We spend a fair amount of time in our house discussing the difference between “good” and “bad” words. My kids are little at 6, 4, and 1 and so I still have a large amount of control in this arena. Most of our bad words are pretty tame. We have the usual suspects like “stupid”, “jerk”, and “loser.” But I feel like we have a pretty good handle on it. For example, my kids still believe that “hate” is a bad word not to be spoken. This isn’t to say we don’t have the occasional big time f-bomb but for the most part it remains largely under control.
That is until 2 weeks ago when I was introduced to some new, very bad, horrible words. You know what else is a dirty word? “Invasive”. Or try out “urgent.” Even worse than that? “Melanoma”. There’s the usual suspect “C” word that we still refuse to say out loud and there are new ones too that we didn’t even know about. “PET scan” and “Sentinal Lymph Node Biopsy” to name a few.

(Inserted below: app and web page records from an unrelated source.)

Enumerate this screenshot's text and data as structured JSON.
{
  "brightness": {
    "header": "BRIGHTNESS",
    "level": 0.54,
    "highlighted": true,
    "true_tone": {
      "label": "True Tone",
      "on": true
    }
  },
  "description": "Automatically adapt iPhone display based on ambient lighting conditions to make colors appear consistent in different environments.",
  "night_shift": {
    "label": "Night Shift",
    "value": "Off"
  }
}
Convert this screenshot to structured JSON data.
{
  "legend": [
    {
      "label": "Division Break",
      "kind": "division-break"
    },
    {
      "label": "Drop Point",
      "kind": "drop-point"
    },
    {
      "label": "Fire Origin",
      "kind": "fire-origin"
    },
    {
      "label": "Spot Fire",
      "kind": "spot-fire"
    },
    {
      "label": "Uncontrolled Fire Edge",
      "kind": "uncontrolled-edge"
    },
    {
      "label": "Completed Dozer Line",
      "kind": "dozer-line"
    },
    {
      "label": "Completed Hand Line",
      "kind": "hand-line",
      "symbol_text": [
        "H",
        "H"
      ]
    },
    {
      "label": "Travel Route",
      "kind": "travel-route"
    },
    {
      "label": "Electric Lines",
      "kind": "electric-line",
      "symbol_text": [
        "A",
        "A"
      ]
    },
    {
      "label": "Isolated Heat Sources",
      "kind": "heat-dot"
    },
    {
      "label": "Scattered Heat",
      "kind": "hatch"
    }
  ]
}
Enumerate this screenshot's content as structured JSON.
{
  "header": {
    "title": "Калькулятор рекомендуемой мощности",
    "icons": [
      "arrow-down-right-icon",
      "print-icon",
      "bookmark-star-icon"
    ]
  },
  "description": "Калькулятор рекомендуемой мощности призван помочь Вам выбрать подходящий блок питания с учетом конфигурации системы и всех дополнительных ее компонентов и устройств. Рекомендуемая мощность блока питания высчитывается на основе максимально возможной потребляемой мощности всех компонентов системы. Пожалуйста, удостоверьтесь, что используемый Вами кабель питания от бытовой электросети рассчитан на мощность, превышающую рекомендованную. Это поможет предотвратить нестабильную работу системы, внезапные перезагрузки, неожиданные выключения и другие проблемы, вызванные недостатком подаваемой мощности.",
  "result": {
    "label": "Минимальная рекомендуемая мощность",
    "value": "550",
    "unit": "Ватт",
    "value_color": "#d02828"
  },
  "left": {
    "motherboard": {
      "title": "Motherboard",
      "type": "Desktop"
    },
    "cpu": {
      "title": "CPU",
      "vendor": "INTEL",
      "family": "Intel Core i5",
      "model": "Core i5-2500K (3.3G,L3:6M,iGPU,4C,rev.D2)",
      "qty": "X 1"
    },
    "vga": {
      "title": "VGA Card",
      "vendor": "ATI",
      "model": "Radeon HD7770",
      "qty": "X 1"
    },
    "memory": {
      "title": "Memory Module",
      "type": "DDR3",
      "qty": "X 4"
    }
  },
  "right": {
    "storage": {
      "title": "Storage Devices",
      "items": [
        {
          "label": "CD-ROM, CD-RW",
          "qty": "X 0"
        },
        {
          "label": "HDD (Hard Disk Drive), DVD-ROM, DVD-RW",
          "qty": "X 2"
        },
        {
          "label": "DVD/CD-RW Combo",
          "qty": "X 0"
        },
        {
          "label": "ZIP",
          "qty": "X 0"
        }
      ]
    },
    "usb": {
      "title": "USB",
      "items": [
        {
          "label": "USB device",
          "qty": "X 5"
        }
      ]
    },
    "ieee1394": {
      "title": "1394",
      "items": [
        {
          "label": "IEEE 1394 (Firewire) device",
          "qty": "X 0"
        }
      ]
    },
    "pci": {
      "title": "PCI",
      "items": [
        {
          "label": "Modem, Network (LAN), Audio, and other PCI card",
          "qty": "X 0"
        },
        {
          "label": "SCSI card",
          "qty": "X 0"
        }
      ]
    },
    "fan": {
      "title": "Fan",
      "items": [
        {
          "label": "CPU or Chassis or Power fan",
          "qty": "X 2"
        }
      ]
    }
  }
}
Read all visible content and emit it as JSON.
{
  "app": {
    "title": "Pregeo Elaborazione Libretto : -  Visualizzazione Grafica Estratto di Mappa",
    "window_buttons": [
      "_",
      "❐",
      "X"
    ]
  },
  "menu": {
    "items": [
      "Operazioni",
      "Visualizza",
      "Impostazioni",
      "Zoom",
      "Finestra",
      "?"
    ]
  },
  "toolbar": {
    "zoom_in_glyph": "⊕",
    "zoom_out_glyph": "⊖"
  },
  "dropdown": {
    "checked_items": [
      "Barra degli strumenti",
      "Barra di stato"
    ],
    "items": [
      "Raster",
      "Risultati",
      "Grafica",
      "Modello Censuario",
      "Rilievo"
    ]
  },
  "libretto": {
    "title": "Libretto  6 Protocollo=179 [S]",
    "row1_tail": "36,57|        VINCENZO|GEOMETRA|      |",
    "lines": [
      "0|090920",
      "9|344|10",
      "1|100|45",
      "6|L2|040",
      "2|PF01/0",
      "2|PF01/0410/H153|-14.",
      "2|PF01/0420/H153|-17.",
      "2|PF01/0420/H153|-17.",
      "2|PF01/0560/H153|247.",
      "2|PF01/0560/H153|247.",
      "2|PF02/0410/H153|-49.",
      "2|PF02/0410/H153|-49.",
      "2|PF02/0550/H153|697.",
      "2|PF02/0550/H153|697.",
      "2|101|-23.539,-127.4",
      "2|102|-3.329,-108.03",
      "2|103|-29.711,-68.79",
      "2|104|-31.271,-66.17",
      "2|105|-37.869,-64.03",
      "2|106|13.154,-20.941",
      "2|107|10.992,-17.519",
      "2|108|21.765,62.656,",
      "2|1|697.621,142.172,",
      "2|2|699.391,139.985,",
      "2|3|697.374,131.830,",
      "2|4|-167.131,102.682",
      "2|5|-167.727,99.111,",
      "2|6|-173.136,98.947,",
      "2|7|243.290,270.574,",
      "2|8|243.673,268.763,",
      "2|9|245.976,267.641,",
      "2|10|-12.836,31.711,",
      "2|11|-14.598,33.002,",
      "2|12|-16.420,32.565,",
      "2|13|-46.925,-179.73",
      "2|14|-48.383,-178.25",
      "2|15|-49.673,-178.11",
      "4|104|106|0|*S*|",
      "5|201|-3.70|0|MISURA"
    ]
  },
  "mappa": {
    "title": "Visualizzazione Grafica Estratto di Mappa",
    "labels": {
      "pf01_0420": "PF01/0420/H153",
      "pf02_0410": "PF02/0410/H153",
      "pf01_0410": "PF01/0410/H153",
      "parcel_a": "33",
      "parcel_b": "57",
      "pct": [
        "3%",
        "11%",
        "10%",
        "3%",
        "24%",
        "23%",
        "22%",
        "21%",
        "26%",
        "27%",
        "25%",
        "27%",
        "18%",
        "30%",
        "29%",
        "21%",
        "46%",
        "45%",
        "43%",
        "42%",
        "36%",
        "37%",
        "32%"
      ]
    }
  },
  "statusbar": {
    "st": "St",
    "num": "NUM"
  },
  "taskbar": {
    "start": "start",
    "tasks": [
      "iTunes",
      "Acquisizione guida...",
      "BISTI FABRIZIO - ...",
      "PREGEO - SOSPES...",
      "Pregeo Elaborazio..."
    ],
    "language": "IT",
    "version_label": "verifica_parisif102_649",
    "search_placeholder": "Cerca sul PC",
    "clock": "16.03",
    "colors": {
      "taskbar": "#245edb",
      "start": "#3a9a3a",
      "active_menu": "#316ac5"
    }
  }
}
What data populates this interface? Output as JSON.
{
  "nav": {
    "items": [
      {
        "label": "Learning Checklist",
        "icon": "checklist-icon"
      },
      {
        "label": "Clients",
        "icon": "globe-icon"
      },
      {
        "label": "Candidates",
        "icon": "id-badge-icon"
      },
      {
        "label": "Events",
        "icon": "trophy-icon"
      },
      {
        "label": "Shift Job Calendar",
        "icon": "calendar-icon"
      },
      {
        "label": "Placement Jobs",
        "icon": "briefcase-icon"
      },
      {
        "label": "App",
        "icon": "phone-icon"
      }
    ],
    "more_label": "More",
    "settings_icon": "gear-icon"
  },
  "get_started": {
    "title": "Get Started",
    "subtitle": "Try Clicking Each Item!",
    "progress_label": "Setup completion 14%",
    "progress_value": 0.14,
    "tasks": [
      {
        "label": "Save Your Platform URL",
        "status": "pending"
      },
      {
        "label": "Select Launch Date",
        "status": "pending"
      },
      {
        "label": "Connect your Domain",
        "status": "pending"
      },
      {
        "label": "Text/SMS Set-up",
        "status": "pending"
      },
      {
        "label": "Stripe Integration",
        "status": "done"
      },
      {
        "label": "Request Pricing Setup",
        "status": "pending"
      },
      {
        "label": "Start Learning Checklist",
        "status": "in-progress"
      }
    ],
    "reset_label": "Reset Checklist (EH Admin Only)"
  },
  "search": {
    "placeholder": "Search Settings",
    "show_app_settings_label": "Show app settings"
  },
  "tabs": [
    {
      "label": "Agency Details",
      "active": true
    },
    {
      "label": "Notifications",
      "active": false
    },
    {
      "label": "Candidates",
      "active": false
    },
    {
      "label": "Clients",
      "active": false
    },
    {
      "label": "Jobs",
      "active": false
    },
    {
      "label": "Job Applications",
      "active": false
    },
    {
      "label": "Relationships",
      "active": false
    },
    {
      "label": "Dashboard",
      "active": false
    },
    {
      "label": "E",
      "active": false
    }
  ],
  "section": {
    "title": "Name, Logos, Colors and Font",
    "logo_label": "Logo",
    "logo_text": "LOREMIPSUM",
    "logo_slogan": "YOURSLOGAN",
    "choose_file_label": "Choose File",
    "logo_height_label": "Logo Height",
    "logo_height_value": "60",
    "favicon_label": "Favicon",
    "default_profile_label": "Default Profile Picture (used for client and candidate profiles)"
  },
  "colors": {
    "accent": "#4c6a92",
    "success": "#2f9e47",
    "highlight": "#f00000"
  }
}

These words hurt. Sticks and stones are nothing and frankly I’d much prefer broken bones. These words can bring down your entire freaking life in a matter of seconds and you never even saw them coming. Suddenly you find yourself pulled over in a grocery store parking lot staring at your cell phone scarcely able to make out the words the doctor is saying.
“We can’t get in touch with your husband but we have the results of his pathology. Do you have a minute?”
Your mind starts whirling and your throat begins to close up. These words are oppressive.
And all at once this is a different life. One of endless doctors appointments and scans. One full of pitied looks from strangers as you check in at the cancer center. It’s so painfully obvious that you are new there. Full of uncomfortable whispered well wishes and prayers. And you are now in a club in which you never wanted membership.
You know things now. Things like “Always wear a jacket to the cancer center” because they keep the thermostat set 2 degrees above the Arctic Circle. Or that there really is no such “Dr. Frank” and when they page him over the loud speaker it really means that someone just coded. And you live suspended in between scans and consults with your whole life hanging on that one result.
And you wait.
You wait for the appointment. You wait for the scan. You wait for the call. And you wait for the surgery. The one where they will hack him apart cutting and sawing and “excising” piece by piece. You try to stay positive but all you can think is “Maybe I shouldn’t have passed up on those burial plots my parents asked me about a few weeks ago”. You hope for the best and prepare for the worst. The thoughts are overwhelming, the emotions crushing, and the “what if’s” paralyzing.
But somehow you do it. You are just going through the motions but you do it. You make it to the results appointment and get the “all clear” and you exhale for the first time in weeks. That’s when the tears come. The relief. The gut-wrenching fear. The “what could haves”. All of it.
We are all living on borrowed time. Some of us taken sooner than others. The silver lining is to take that brush with ever-after and remember what really matters. Everything else sort of just falls away when you’re at risk of losing what’s most important.
The dishes can wait, the toys will still be there in the morning, and tonight is about celebrating the rest of our lives as long as that may be.
Unfortunately the “all clear” was short lived after his first surgery. We began a battle that has lasted a year but will continue for a lifetime. Read what happened next in The Whole Truth and what we’ve learned from it in What I didn’t expect to get from cancer